Ilsa countered, "There are times when you must do what is right, even if it hurts. Do I think the United States should decide the fate of Libya? No! But I DO think that when the people of Libya come asking and begging for our help, then I am no better than a butcher myself if I do not respond, including recognizing that my government, and other governments, may have something to offer..."
What should we do?
She asked, "Plot, so, inside of a protectrated civil war, are you willing to see the People of Libya fail?
Plot said, "I think though, this is not as cut and dried as let's go in or let's not."
Ilsa said that another "reason for a no fly zone is the slow down Gaddafi from bringing in outside mercenaries to fight his war."
Prior to the discussion, Concord Mesmer's notecard was passed out.
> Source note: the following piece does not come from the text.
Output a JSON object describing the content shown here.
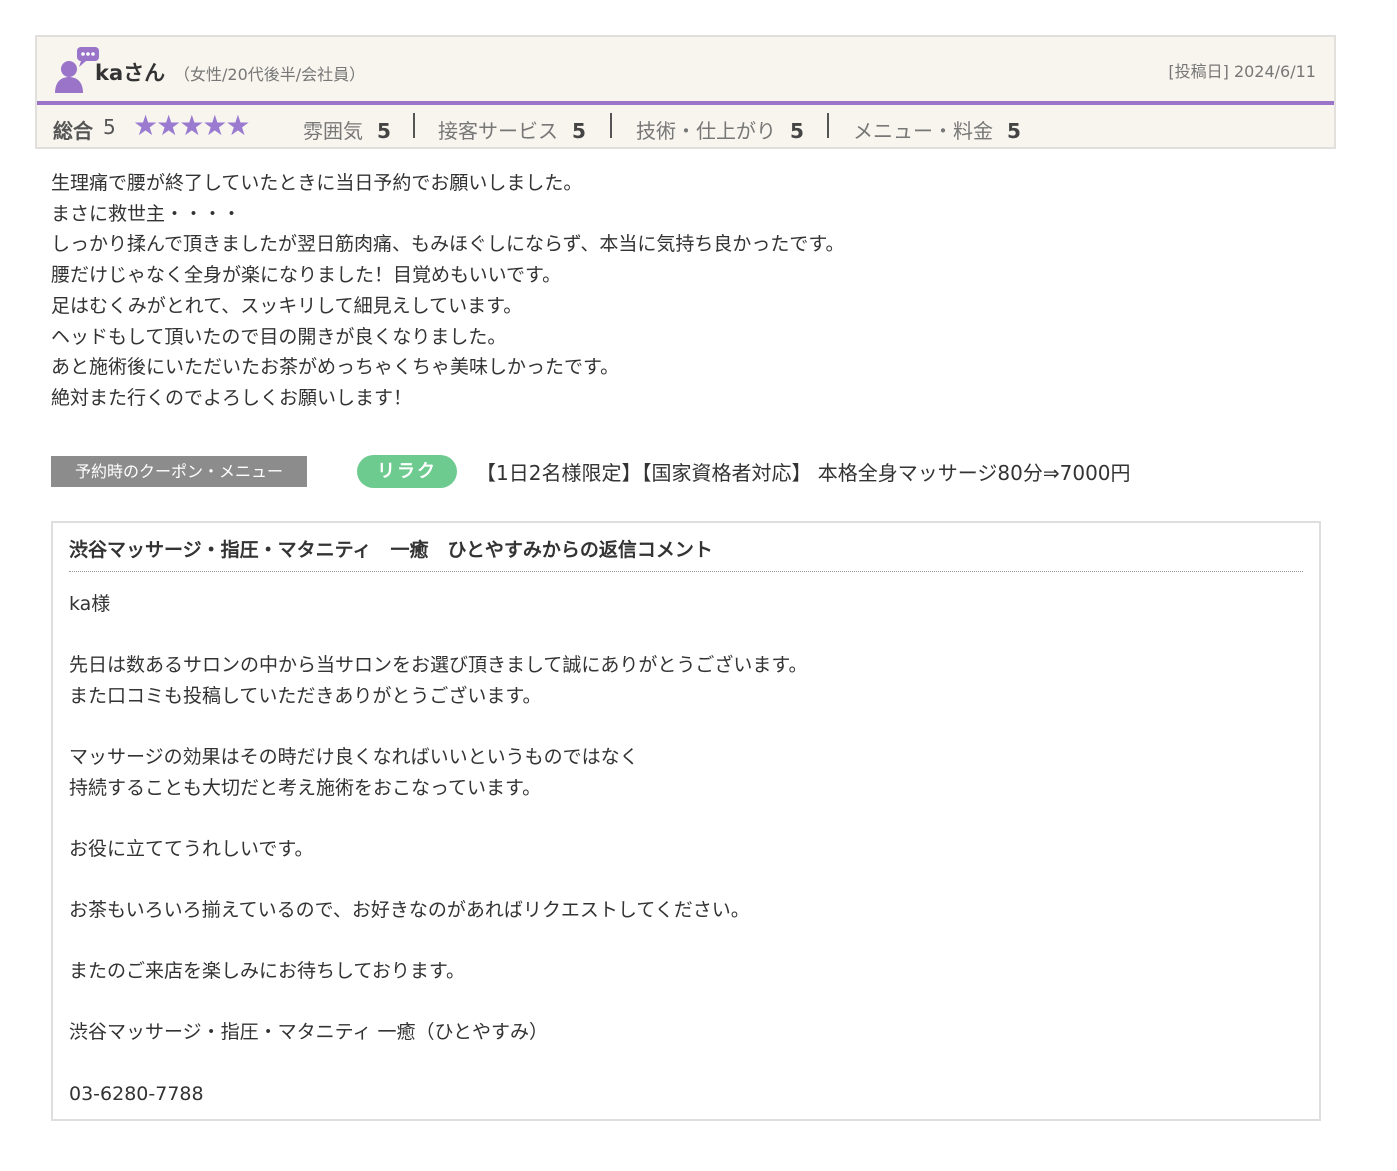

He came to this conclusion, "The No Fly zone is not going to be a sufficient condition for the overthrow of the despised leader but it is going to play a part. The Libyans must overthrow the regime and must continue the process of Arab Spring."
After the discussion, I asked Plot Tracer to sum up the general consensus and he put it this way: "I would say that the people in the room were divided. The left in the real world are calling for no intervention. I feel that is painted as a bad thing -- but I think the western media and the interests of the west are really pushing this. I think we need to be careful with a no fly zone - it was a disaster for the people of Iraq."
I left the Red Star Bar this morning heartened that conversations like this were showing that Second Life is becoming a vital "third space" for rational discussion, learning and civic engagement.
Participants were from several European countries and the United States.
No consensus. But a good discussion had taken place.
Pic 1: Seated from Left to Right -> Plot Tracer, Nadia Lane and Kay "Mermaid" Uggla
Pic 2: Agnes "S" Sharple
Pic 3: Trent Infinity and Eliza Madrigal
Pic 4: Ilsa Hesse and Monarchy Republic
Pic 5: Monarchy Republic
Pic 6: The Red Star Bar at SL Left Unity sim at SLUrl: http://slurl.com/secondlife/Flagg/197/4/115